Eventually during our conversation, I shared that I had not been able to find affordable housing in Belmopan. Chris immediately referred me to Raj, who apparently owned a large house. While this was true, Raj said that his spare room was not yet ready for guests.
However, a visiting couple overheard Raj and I talking. They explained that they were staying at Belmopan Tiny Houses: a unique hostel with good rates. They gave me the phone number of the owner, Karen, whom I promptly called. We arranged to meet tomorrow morning, so that I could check out the property.
My lunch at Everest was the most delicious and productive I had ever had, but there was more to do. I needed to figure out where the Environmental Research Institute’s (ERI) office was, because Panthera Belize was housed there. I had been trying to establish a time to meet with Dr. Bart Harmsen for many weeks, but we had been unable to schedule a definitive date over email. I therefore decided that the best course of action was to show up in person.
Raj and Chris gave me directions to the University of Belize, which the ERI was a part of. Naturally, I got lost. I ran into a particularly well-dressed man in a park, who set me on the right course. He also informed me that he was returning from a government fair at the nearby high school, which I should check out on my way to the university.
I did as the young man suggested. I was hoping to connect with the Department of Environment (DOE) at the fair, and possibly speak to some of their employees about jaguars. But alas, the DOE was not at the fair.
Fortunately, I eventually found the University of Belize. It had a pleasant, open campus that invited relaxation. I made my way down a footpath that ran behind the main buildings, and there found the ERI. The security guard gave me permission to stop by Panthera’s office.
I met with Yahaira, who works with Panthera Belize in many capacities. I apologized profusely for showing up unannounced, explaining my limited timeframe and desire to speak with Dr. Harmsen. Yahaira called his cell phone for me, but he did not answer. Yahaira assured me that she would have Dr. Harmsen send me an email.
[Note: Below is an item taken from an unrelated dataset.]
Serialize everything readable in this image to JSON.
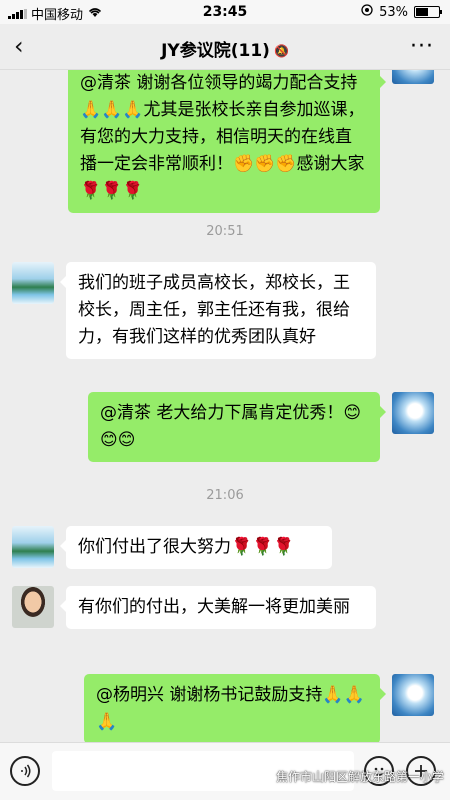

I left feeling slightly disappointed that I had failed to establish a time to meet with Dr. Harmsen – but I was determined to keep trying. I salved myself with some fantastic ice cream from Ice Point, owned by a cheerful family from South Korea.
Once I had rested at Ice Point, I took a bus back to San Ignacio. Exhausted after a long day of being lost in the tropical sun, I returned to Bella’s and crashed.